Krazeyone, thanks for the feedback. Good thing is that almost all g-body cars from 1978 to 1988 are set up from the factory to accept manual brakes. The hole is drilled in the pedal, so all you need is a plate to cover the firewall, an adjustable pushrod, and a retention cup to keep it from falling out the back of G-body 7/8” bore manual brake master cylinder. Problem is now most rebuilt calipers may be of the quick take up (low drag) variety and are problematic (won’t have the volume) when using a strait bore master like the 7/8” bore g-body master cylinder. A step bore master cylinder is required for those brakes and, in my opinion, have to large of a bore at 24mm. I assume your calipers on your 50 and 57 were part of a kit, so they, more than likely, would not be quick take up (low drag). But if you bought them at the auto parts store, they may be the low drag type, because these calipers where used from 1978 to 2003 on G-bodies, 3rd gen F-bodies, and S-10 Trucks and SUVs. Most of these cars from 1981 on came with the quick take up (low drag) calipers. Do the auto part store’s suppliers rebuild them with out the quick take up design? I have not idea, so that is why I would always go aftermarket when using a metric caliper.

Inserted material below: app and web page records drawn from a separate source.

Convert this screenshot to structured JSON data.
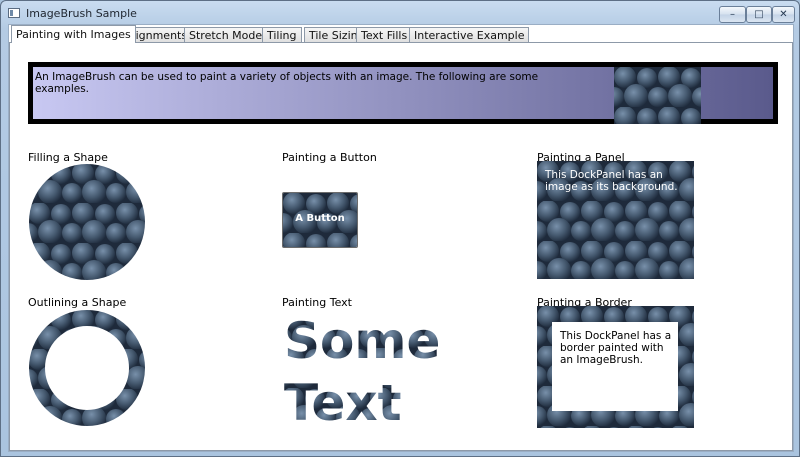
{
  "window": {
    "title": "ImageBrush Sample",
    "controls": {
      "minimize": "–",
      "maximize": "□",
      "close": "✕"
    }
  },
  "tabs": [
    {
      "label": "Painting with Images",
      "active": true
    },
    {
      "label": "Alignments",
      "active": false
    },
    {
      "label": "Stretch Modes",
      "active": false
    },
    {
      "label": "Tiling",
      "active": false
    },
    {
      "label": "Tile Sizing",
      "active": false
    },
    {
      "label": "Text Fills",
      "active": false
    },
    {
      "label": "Interactive Example",
      "active": false
    }
  ],
  "intro": {
    "text": "An ImageBrush can be used to paint a variety of objects with an image. The following are some examples."
  },
  "samples": {
    "filling_shape": {
      "caption": "Filling a Shape"
    },
    "painting_button": {
      "caption": "Painting a Button",
      "button_label": "A Button"
    },
    "painting_panel": {
      "caption": "Painting a Panel",
      "text": "This DockPanel has an image as its background."
    },
    "outlining_shape": {
      "caption": "Outlining a Shape"
    },
    "painting_text": {
      "caption": "Painting Text",
      "line1": "Some",
      "line2": "Text"
    },
    "painting_border": {
      "caption": "Painting a Border",
      "text": "This DockPanel has a border painted with an ImageBrush."
    }
  },
  "colors": {
    "intro_gradient_start": "#c8c8f2",
    "intro_gradient_end": "#5a5a8c",
    "image_base": "#24334a",
    "image_grape": "#42566e"
  }
}
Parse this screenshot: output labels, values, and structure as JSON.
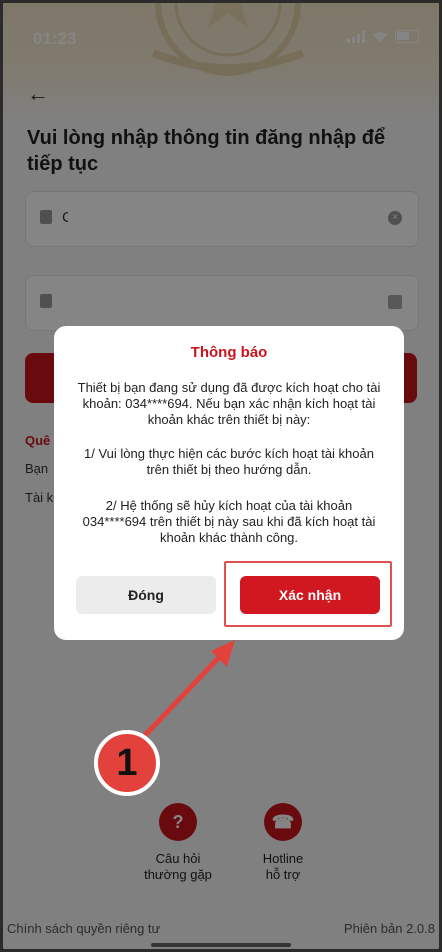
{
  "status_bar": {
    "time": "01:23"
  },
  "page": {
    "title": "Vui lòng nhập thông tin đăng nhập để tiếp tục",
    "username_value": "C",
    "section_title": "Quê",
    "line1": "Bạn",
    "line2": "Tài k"
  },
  "modal": {
    "title": "Thông báo",
    "para1": "Thiết bị bạn đang sử dụng đã được kích hoạt cho tài khoản: 034****694. Nếu bạn xác nhận kích hoạt tài khoản khác trên thiết bị này:",
    "para2": "1/ Vui lòng thực hiện các bước kích hoạt tài khoản trên thiết bị theo hướng dẫn.",
    "para3": "2/ Hệ thống sẽ hủy kích hoạt của tài khoản 034****694 trên thiết bị này sau khi đã kích hoạt tài khoản khác thành công.",
    "close_label": "Đóng",
    "confirm_label": "Xác nhận"
  },
  "annotation": {
    "step_number": "1"
  },
  "footer": {
    "faq_line1": "Câu hỏi",
    "faq_line2": "thường gặp",
    "hotline_line1": "Hotline",
    "hotline_line2": "hỗ trợ",
    "privacy": "Chính sách quyền riêng tư",
    "version": "Phiên bản 2.0.8"
  },
  "colors": {
    "brand_red": "#c9151e",
    "annotation_red": "#e3413c"
  },
  "icons": [
    "back-arrow-icon",
    "id-card-icon",
    "clear-icon",
    "lock-icon",
    "eye-off-icon",
    "question-icon",
    "support-agent-icon"
  ]
}
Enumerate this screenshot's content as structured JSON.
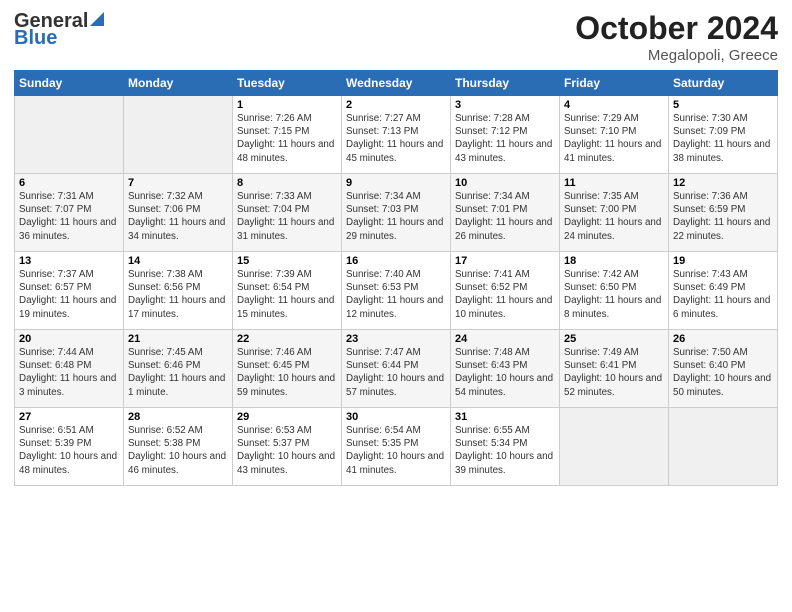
{
  "header": {
    "logo_general": "General",
    "logo_blue": "Blue",
    "title": "October 2024",
    "location": "Megalopoli, Greece"
  },
  "weekdays": [
    "Sunday",
    "Monday",
    "Tuesday",
    "Wednesday",
    "Thursday",
    "Friday",
    "Saturday"
  ],
  "weeks": [
    [
      {
        "num": "",
        "info": ""
      },
      {
        "num": "",
        "info": ""
      },
      {
        "num": "1",
        "info": "Sunrise: 7:26 AM\nSunset: 7:15 PM\nDaylight: 11 hours and 48 minutes."
      },
      {
        "num": "2",
        "info": "Sunrise: 7:27 AM\nSunset: 7:13 PM\nDaylight: 11 hours and 45 minutes."
      },
      {
        "num": "3",
        "info": "Sunrise: 7:28 AM\nSunset: 7:12 PM\nDaylight: 11 hours and 43 minutes."
      },
      {
        "num": "4",
        "info": "Sunrise: 7:29 AM\nSunset: 7:10 PM\nDaylight: 11 hours and 41 minutes."
      },
      {
        "num": "5",
        "info": "Sunrise: 7:30 AM\nSunset: 7:09 PM\nDaylight: 11 hours and 38 minutes."
      }
    ],
    [
      {
        "num": "6",
        "info": "Sunrise: 7:31 AM\nSunset: 7:07 PM\nDaylight: 11 hours and 36 minutes."
      },
      {
        "num": "7",
        "info": "Sunrise: 7:32 AM\nSunset: 7:06 PM\nDaylight: 11 hours and 34 minutes."
      },
      {
        "num": "8",
        "info": "Sunrise: 7:33 AM\nSunset: 7:04 PM\nDaylight: 11 hours and 31 minutes."
      },
      {
        "num": "9",
        "info": "Sunrise: 7:34 AM\nSunset: 7:03 PM\nDaylight: 11 hours and 29 minutes."
      },
      {
        "num": "10",
        "info": "Sunrise: 7:34 AM\nSunset: 7:01 PM\nDaylight: 11 hours and 26 minutes."
      },
      {
        "num": "11",
        "info": "Sunrise: 7:35 AM\nSunset: 7:00 PM\nDaylight: 11 hours and 24 minutes."
      },
      {
        "num": "12",
        "info": "Sunrise: 7:36 AM\nSunset: 6:59 PM\nDaylight: 11 hours and 22 minutes."
      }
    ],
    [
      {
        "num": "13",
        "info": "Sunrise: 7:37 AM\nSunset: 6:57 PM\nDaylight: 11 hours and 19 minutes."
      },
      {
        "num": "14",
        "info": "Sunrise: 7:38 AM\nSunset: 6:56 PM\nDaylight: 11 hours and 17 minutes."
      },
      {
        "num": "15",
        "info": "Sunrise: 7:39 AM\nSunset: 6:54 PM\nDaylight: 11 hours and 15 minutes."
      },
      {
        "num": "16",
        "info": "Sunrise: 7:40 AM\nSunset: 6:53 PM\nDaylight: 11 hours and 12 minutes."
      },
      {
        "num": "17",
        "info": "Sunrise: 7:41 AM\nSunset: 6:52 PM\nDaylight: 11 hours and 10 minutes."
      },
      {
        "num": "18",
        "info": "Sunrise: 7:42 AM\nSunset: 6:50 PM\nDaylight: 11 hours and 8 minutes."
      },
      {
        "num": "19",
        "info": "Sunrise: 7:43 AM\nSunset: 6:49 PM\nDaylight: 11 hours and 6 minutes."
      }
    ],
    [
      {
        "num": "20",
        "info": "Sunrise: 7:44 AM\nSunset: 6:48 PM\nDaylight: 11 hours and 3 minutes."
      },
      {
        "num": "21",
        "info": "Sunrise: 7:45 AM\nSunset: 6:46 PM\nDaylight: 11 hours and 1 minute."
      },
      {
        "num": "22",
        "info": "Sunrise: 7:46 AM\nSunset: 6:45 PM\nDaylight: 10 hours and 59 minutes."
      },
      {
        "num": "23",
        "info": "Sunrise: 7:47 AM\nSunset: 6:44 PM\nDaylight: 10 hours and 57 minutes."
      },
      {
        "num": "24",
        "info": "Sunrise: 7:48 AM\nSunset: 6:43 PM\nDaylight: 10 hours and 54 minutes."
      },
      {
        "num": "25",
        "info": "Sunrise: 7:49 AM\nSunset: 6:41 PM\nDaylight: 10 hours and 52 minutes."
      },
      {
        "num": "26",
        "info": "Sunrise: 7:50 AM\nSunset: 6:40 PM\nDaylight: 10 hours and 50 minutes."
      }
    ],
    [
      {
        "num": "27",
        "info": "Sunrise: 6:51 AM\nSunset: 5:39 PM\nDaylight: 10 hours and 48 minutes."
      },
      {
        "num": "28",
        "info": "Sunrise: 6:52 AM\nSunset: 5:38 PM\nDaylight: 10 hours and 46 minutes."
      },
      {
        "num": "29",
        "info": "Sunrise: 6:53 AM\nSunset: 5:37 PM\nDaylight: 10 hours and 43 minutes."
      },
      {
        "num": "30",
        "info": "Sunrise: 6:54 AM\nSunset: 5:35 PM\nDaylight: 10 hours and 41 minutes."
      },
      {
        "num": "31",
        "info": "Sunrise: 6:55 AM\nSunset: 5:34 PM\nDaylight: 10 hours and 39 minutes."
      },
      {
        "num": "",
        "info": ""
      },
      {
        "num": "",
        "info": ""
      }
    ]
  ]
}
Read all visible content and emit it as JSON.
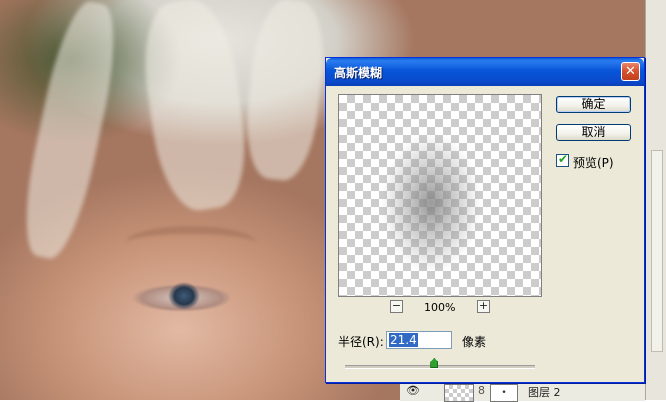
{
  "dialog": {
    "title": "高斯模糊",
    "close_glyph": "✕",
    "ok_label": "确定",
    "cancel_label": "取消",
    "preview_label": "预览(P)",
    "preview_checked": true,
    "zoom_minus": "−",
    "zoom_plus": "+",
    "zoom_level": "100%",
    "radius_label": "半径(R):",
    "radius_value": "21.4",
    "radius_unit": "像素",
    "slider_fraction": 0.47
  },
  "layers_panel": {
    "layer_name": "图层 2",
    "mask_text": "•"
  },
  "colors": {
    "titlebar_blue": "#0a49cc",
    "dialog_face": "#ece9d8",
    "checkbox_tick": "#21a121",
    "slider_thumb": "#2fa12f"
  },
  "icons": {
    "close": "close-icon",
    "visibility": "eye-icon",
    "link": "chain-link-icon"
  }
}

I believe the problem I have now is caliper deflection and or a pad that requires more heat (FF rated) to work. The bore size of the caliper is only an issue if the MC doesn’t have the fluid volume to make it work. With an increase in bore size and piston area, I should see an increase in clamping force. I am going to try the 2.75” big bore Wilwood metric calipers and test to see if my 7/8” bore master has the volume. If it does, and I don’t get the braking I want, I will then change to a different (EE rated) pad.